Maybe, a Pesach seder like all others. We read the Hagaddah, we sing a song: but there are five more voices who join us in singing and in prayer. Sharing the table with the five men, probably still in pain that they would not admit, I rejoiced at the power of our God who helps us and guides us in His wisdom back to where we belong. In Poland – the accursed “there” land that the modern Pharaohs, one from the East and one from the West, have fashioned out of what had been the land of the Haskala and Hassidism – to whisper in our ears the blessing on seeing 600,000 Jews? That many returning from exile? It is God’s work indeed that in Poland, the land where rolling fields of wheat can speak of murder, our voices proclaim: Ani echad yodea .

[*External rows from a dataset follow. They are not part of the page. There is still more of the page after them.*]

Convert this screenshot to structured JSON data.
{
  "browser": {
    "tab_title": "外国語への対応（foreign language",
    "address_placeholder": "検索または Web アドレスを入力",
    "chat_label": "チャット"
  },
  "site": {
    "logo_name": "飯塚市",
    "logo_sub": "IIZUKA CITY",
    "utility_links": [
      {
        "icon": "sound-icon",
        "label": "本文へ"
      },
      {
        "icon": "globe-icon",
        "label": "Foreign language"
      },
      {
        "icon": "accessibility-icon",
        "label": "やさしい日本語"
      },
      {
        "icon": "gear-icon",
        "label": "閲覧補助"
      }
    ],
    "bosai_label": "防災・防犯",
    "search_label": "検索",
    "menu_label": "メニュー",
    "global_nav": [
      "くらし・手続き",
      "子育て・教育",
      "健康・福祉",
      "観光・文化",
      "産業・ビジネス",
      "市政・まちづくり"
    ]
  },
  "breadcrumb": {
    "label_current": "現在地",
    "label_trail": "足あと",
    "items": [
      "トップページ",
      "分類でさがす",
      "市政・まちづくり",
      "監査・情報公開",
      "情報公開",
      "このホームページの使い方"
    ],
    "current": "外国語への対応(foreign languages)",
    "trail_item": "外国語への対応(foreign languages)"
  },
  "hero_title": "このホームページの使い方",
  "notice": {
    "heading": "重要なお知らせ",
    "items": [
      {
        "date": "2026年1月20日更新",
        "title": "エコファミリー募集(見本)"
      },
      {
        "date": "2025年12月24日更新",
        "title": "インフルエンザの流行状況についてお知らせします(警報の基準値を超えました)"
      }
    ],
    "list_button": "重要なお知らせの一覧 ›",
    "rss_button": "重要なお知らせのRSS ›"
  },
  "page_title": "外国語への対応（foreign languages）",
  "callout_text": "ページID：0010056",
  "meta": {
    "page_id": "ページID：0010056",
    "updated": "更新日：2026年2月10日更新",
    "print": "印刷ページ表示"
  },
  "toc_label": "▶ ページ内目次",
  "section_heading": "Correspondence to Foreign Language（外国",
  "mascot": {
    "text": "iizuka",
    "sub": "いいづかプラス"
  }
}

On the day before Pesach, one of the five men told me: “Just after the surgery, I fainted. I guess it must have been prophet Elijah who took my hand and invited me for a walk.” Prophet Elijah, Rabbi Nativ, the whole Jewish people. Just as surely as Moshe had led Jews out of Egypt through the desert and Joshua led them into Eretz Israel, our Israeli rabbi helped our Jewish men walk back into the covenant that God had made with us through our genetic and spiritual ancestors. Men and women at those Warsaw Seder tables, women and men at other Seder tables – we are all instruments in HaShem’s perfect miracle of Pesach.
 Mitzrayim is the Hebrew term for the country of Egypt. The rabbis took the name Mitzrayim to mean more than the geographic reference to the region where the Nile River narrows. Rather, “the narrows” refers to the sense of constricted consciousness that keeps people in a spiritual slavery. Dr. Auron-Gorska’s reflection invites us to experience Mochin D’gadlut, (Aramaic, expanded consciousness) in “Leaving Mitzrayim.”

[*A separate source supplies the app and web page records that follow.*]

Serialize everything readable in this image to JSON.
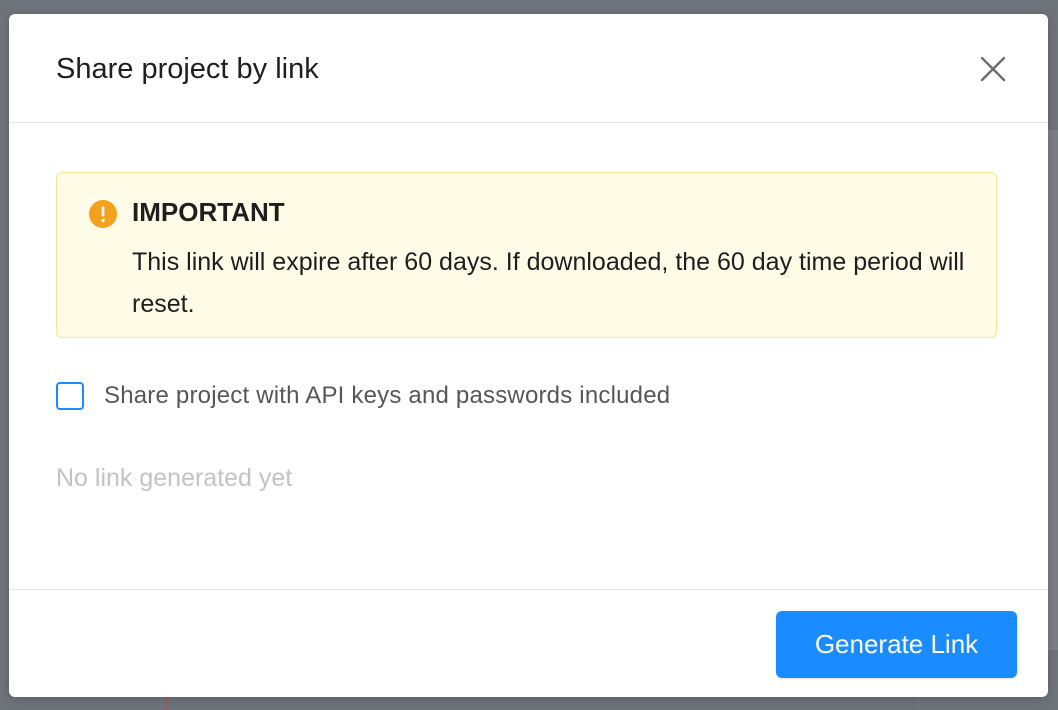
{
  "modal": {
    "title": "Share project by link",
    "close_icon": "close-icon"
  },
  "alert": {
    "icon": "warning-icon",
    "title": "IMPORTANT",
    "message": "This link will expire after 60 days. If downloaded, the 60 day time period will reset."
  },
  "options": {
    "include_secrets_label": "Share project with API keys and passwords included",
    "include_secrets_checked": false
  },
  "link": {
    "status_text": "No link generated yet"
  },
  "footer": {
    "generate_label": "Generate Link"
  },
  "colors": {
    "accent": "#1a8cff",
    "warning": "#f4a11d",
    "alert_bg": "#fefbe6",
    "alert_border": "#f8e59a",
    "overlay": "#6f737a"
  }
}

 People studying to become Jewish are Gerrim, proselytes.
 Brit Milah is the ritual marking the covenant sealed in the flesh of males. Normally, the ritual of circumcision takes place at the age of eight days old. It is a far more complex procedure later in life.
 Klal Yisrael is the term that refers to the collective embodiment of the Jewish people.

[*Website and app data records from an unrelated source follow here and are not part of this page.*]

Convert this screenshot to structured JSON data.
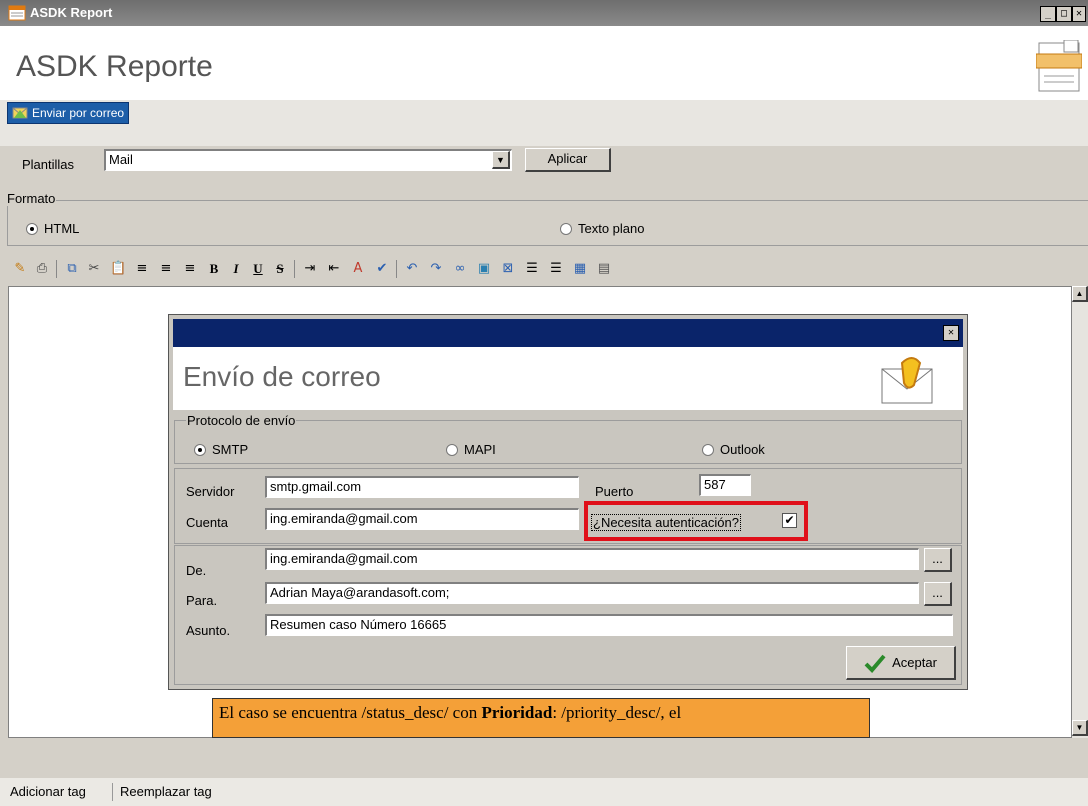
{
  "window": {
    "title": "ASDK Report"
  },
  "app": {
    "title": "ASDK Reporte"
  },
  "send_button": {
    "label": "Enviar por correo"
  },
  "templates": {
    "label": "Plantillas",
    "selected": "Mail",
    "apply_label": "Aplicar"
  },
  "format": {
    "legend": "Formato",
    "html_label": "HTML",
    "plain_label": "Texto plano",
    "selected": "HTML"
  },
  "dialog": {
    "heading": "Envío de correo",
    "protocol": {
      "legend": "Protocolo de envío",
      "smtp": "SMTP",
      "mapi": "MAPI",
      "outlook": "Outlook",
      "selected": "SMTP"
    },
    "server": {
      "label": "Servidor",
      "value": "smtp.gmail.com"
    },
    "port": {
      "label": "Puerto",
      "value": "587"
    },
    "account": {
      "label": "Cuenta",
      "value": "ing.emiranda@gmail.com"
    },
    "auth": {
      "label": "¿Necesita autenticación?",
      "checked": true
    },
    "from": {
      "label": "De.",
      "value": "ing.emiranda@gmail.com"
    },
    "to": {
      "label": "Para.",
      "value": "Adrian Maya@arandasoft.com;"
    },
    "subject": {
      "label": "Asunto.",
      "value": "Resumen caso Número 16665"
    },
    "browse_label": "...",
    "accept_label": "Aceptar"
  },
  "banner": {
    "text_before": "El caso se encuentra /status_desc/ con ",
    "bold": "Prioridad",
    "text_after": ": /priority_desc/, el"
  },
  "footer": {
    "add_tag": "Adicionar tag",
    "replace_tag": "Reemplazar tag"
  },
  "colors": {
    "titlebar": "#0a246a",
    "highlight": "#e0101a",
    "banner": "#f4a038",
    "send_button": "#1d5ea8"
  }
}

 Haftorah – prophetic reading
 Hagaddah – the “telling” or the “narrative”
 Pesach is Hebrew for the Holiday of Passover. But the rabbis read this as two Hebrew words – the “conversation”
 Aleinu leshabeach L’Adon HaKol “We must praise the God of All” is a reference to a key prayer now in the daily prayer book that originated in the High Holiday prayerbook.
 Pesach seder Hebrew for the Passover meal and orderly re-telling (Hagaddah) of the going out from Mitzrayim.
 Haskalah is a literary and social movement among Polish Jews influenced by ideas of openness to general cultural, science, and political reform.
 Hassidisism is a Jewish pietistic revival of Jewish life roughly contemporary with Haskalah also originating in the Polish lands.
 Ani echad yodea is an emblematic song from the Seder signifying the progression of Jewish consciousness based on the commitment to the One God.
 Eretz Israelis the traditional term for the mystical idea of Israel, the place of a restored Jewish life.
 HaShem means “the Name” and is a reference to God.
Here is a letter I sent to my rabbinic colleagues just before the events reflected upon in Dr. Auron-Gorska’s letter from the Passover Seder.